### [Assignment]
Restate the listing below exactly, images excluded.

*** Opening of Extracted records ***

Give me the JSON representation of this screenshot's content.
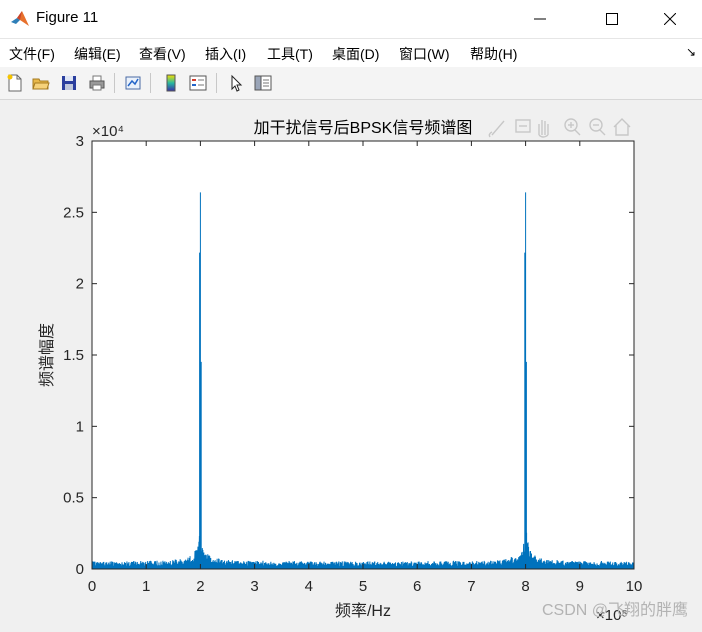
{
  "window": {
    "title": "Figure 11",
    "minimize_icon": "minimize-icon",
    "maximize_icon": "maximize-icon",
    "close_icon": "close-icon"
  },
  "menu": {
    "items": [
      "文件(F)",
      "编辑(E)",
      "查看(V)",
      "插入(I)",
      "工具(T)",
      "桌面(D)",
      "窗口(W)",
      "帮助(H)"
    ]
  },
  "toolbar": {
    "icons": [
      "new-figure-icon",
      "open-file-icon",
      "save-icon",
      "print-icon",
      "link-plot-icon",
      "colorbar-icon",
      "legend-icon",
      "pointer-icon",
      "property-editor-icon"
    ]
  },
  "axes_toolbar": {
    "icons": [
      "brush-icon",
      "data-tips-icon",
      "pan-icon",
      "zoom-in-icon",
      "zoom-out-icon",
      "home-icon"
    ]
  },
  "chart_data": {
    "type": "line",
    "title": "加干扰信号后BPSK信号频谱图",
    "xlabel": "频率/Hz",
    "ylabel": "频谱幅度",
    "x_exponent": "×10⁵",
    "y_exponent": "×10⁴",
    "xlim": [
      0,
      1000000
    ],
    "ylim": [
      0,
      30000
    ],
    "xtick_labels": [
      "0",
      "1",
      "2",
      "3",
      "4",
      "5",
      "6",
      "7",
      "8",
      "9",
      "10"
    ],
    "ytick_labels": [
      "0",
      "0.5",
      "1",
      "1.5",
      "2",
      "2.5",
      "3"
    ],
    "series_color": "#0072BD",
    "noise_floor": 400,
    "peaks": [
      {
        "x": 200000,
        "y": 26400
      },
      {
        "x": 800000,
        "y": 26400
      }
    ],
    "grid": false
  },
  "watermark": "CSDN @飞翔的胖鹰"
}
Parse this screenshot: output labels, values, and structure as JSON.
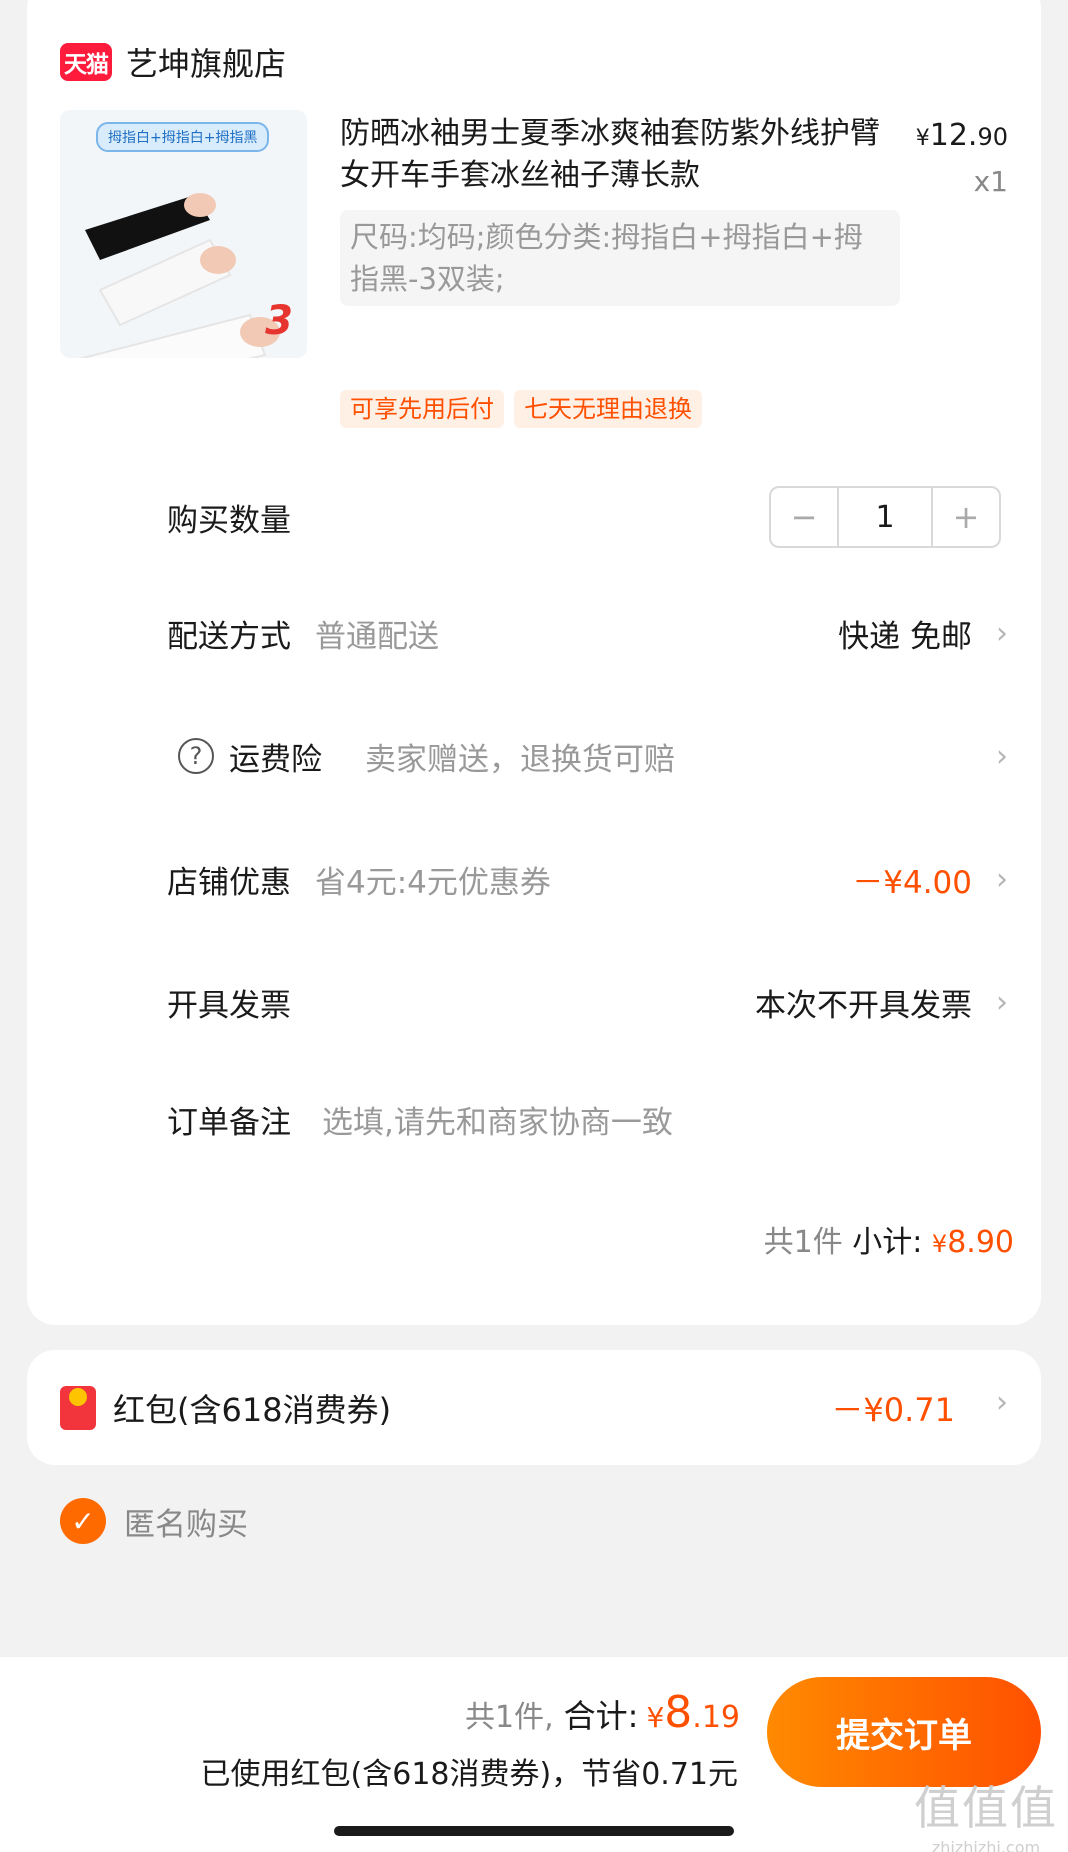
{
  "shop": {
    "badge": "天猫",
    "name": "艺坤旗舰店"
  },
  "product": {
    "image_banner": "拇指白+拇指白+拇指黑",
    "image_badge": "3",
    "title": "防晒冰袖男士夏季冰爽袖套防紫外线护臂女开车手套冰丝袖子薄长款",
    "price_currency": "¥",
    "price_int": "12.",
    "price_dec": "90",
    "quantity": "x1",
    "sku": "尺码:均码;颜色分类:拇指白+拇指白+拇指黑-3双装;",
    "tags": [
      "可享先用后付",
      "七天无理由退换"
    ]
  },
  "quantity_row": {
    "label": "购买数量",
    "value": "1",
    "minus": "−",
    "plus": "+"
  },
  "delivery": {
    "label": "配送方式",
    "sub": "普通配送",
    "value": "快递 免邮"
  },
  "insurance": {
    "label": "运费险",
    "sub": "卖家赠送，退换货可赔"
  },
  "shop_discount": {
    "label": "店铺优惠",
    "sub": "省4元:4元优惠券",
    "value": "－¥4.00"
  },
  "invoice": {
    "label": "开具发票",
    "value": "本次不开具发票"
  },
  "remark": {
    "label": "订单备注",
    "placeholder": "选填,请先和商家协商一致"
  },
  "subtotal": {
    "count": "共1件",
    "label": "小计:",
    "currency": "¥",
    "amount": "8.90"
  },
  "red_packet": {
    "label": "红包(含618消费券)",
    "value": "－¥0.71"
  },
  "anonymous": {
    "label": "匿名购买",
    "checked": true
  },
  "bottom": {
    "count": "共1件,",
    "total_label": "合计:",
    "currency": "¥",
    "total_int": "8",
    "total_dec": ".19",
    "saving": "已使用红包(含618消费券)，节省0.71元",
    "submit": "提交订单"
  },
  "watermark": {
    "big": "值值值",
    "small": "zhizhizhi.com"
  },
  "colors": {
    "accent": "#ff5000",
    "tmall_red": "#ff1b3b"
  }
}
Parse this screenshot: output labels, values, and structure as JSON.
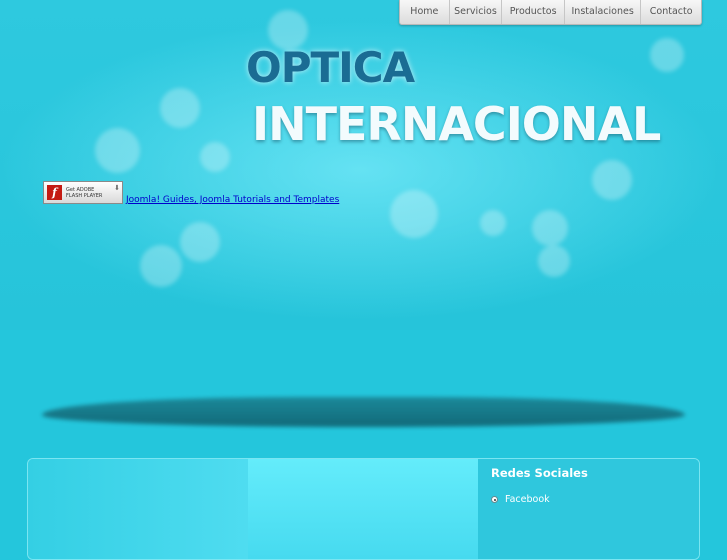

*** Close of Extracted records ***

### [Written answer]
Give me the JSON representation of this screenshot's content.
{
  "window": {
    "title": "Figure 11",
    "minimize_icon": "minimize-icon",
    "maximize_icon": "maximize-icon",
    "close_icon": "close-icon"
  },
  "menu": {
    "items": [
      "文件(F)",
      "编辑(E)",
      "查看(V)",
      "插入(I)",
      "工具(T)",
      "桌面(D)",
      "窗口(W)",
      "帮助(H)"
    ]
  },
  "toolbar": {
    "icons": [
      "new-figure-icon",
      "open-file-icon",
      "save-icon",
      "print-icon",
      "link-plot-icon",
      "colorbar-icon",
      "legend-icon",
      "pointer-icon",
      "property-editor-icon"
    ]
  },
  "axes_toolbar": {
    "icons": [
      "brush-icon",
      "data-tips-icon",
      "pan-icon",
      "zoom-in-icon",
      "zoom-out-icon",
      "home-icon"
    ]
  },
  "chart_data": {
    "type": "line",
    "title": "加干扰信号后BPSK信号频谱图",
    "xlabel": "频率/Hz",
    "ylabel": "频谱幅度",
    "x_exponent": "×10⁵",
    "y_exponent": "×10⁴",
    "xlim": [
      0,
      1000000
    ],
    "ylim": [
      0,
      30000
    ],
    "xtick_labels": [
      "0",
      "1",
      "2",
      "3",
      "4",
      "5",
      "6",
      "7",
      "8",
      "9",
      "10"
    ],
    "ytick_labels": [
      "0",
      "0.5",
      "1",
      "1.5",
      "2",
      "2.5",
      "3"
    ],
    "series_color": "#0072BD",
    "noise_floor": 400,
    "peaks": [
      {
        "x": 200000,
        "y": 26400
      },
      {
        "x": 800000,
        "y": 26400
      }
    ],
    "grid": false
  },
  "watermark": "CSDN @飞翔的胖鹰"
}
Parse this screenshot: output labels, values, and structure as JSON.
{
  "shop": {
    "badge": "天猫",
    "name": "艺坤旗舰店"
  },
  "product": {
    "image_banner": "拇指白+拇指白+拇指黑",
    "image_badge": "3",
    "title": "防晒冰袖男士夏季冰爽袖套防紫外线护臂女开车手套冰丝袖子薄长款",
    "price_currency": "¥",
    "price_int": "12.",
    "price_dec": "90",
    "quantity": "x1",
    "sku": "尺码:均码;颜色分类:拇指白+拇指白+拇指黑-3双装;",
    "tags": [
      "可享先用后付",
      "七天无理由退换"
    ]
  },
  "quantity_row": {
    "label": "购买数量",
    "value": "1",
    "minus": "−",
    "plus": "+"
  },
  "delivery": {
    "label": "配送方式",
    "sub": "普通配送",
    "value": "快递 免邮"
  },
  "insurance": {
    "label": "运费险",
    "sub": "卖家赠送，退换货可赔"
  },
  "shop_discount": {
    "label": "店铺优惠",
    "sub": "省4元:4元优惠券",
    "value": "－¥4.00"
  },
  "invoice": {
    "label": "开具发票",
    "value": "本次不开具发票"
  },
  "remark": {
    "label": "订单备注",
    "placeholder": "选填,请先和商家协商一致"
  },
  "subtotal": {
    "count": "共1件",
    "label": "小计:",
    "currency": "¥",
    "amount": "8.90"
  },
  "red_packet": {
    "label": "红包(含618消费券)",
    "value": "－¥0.71"
  },
  "anonymous": {
    "label": "匿名购买",
    "checked": true
  },
  "bottom": {
    "count": "共1件,",
    "total_label": "合计:",
    "currency": "¥",
    "total_int": "8",
    "total_dec": ".19",
    "saving": "已使用红包(含618消费券)，节省0.71元",
    "submit": "提交订单"
  },
  "watermark": {
    "big": "值值值",
    "small": "zhizhizhi.com"
  },
  "colors": {
    "accent": "#ff5000",
    "tmall_red": "#ff1b3b"
  }
}
Parse this screenshot: output labels, values, and structure as JSON.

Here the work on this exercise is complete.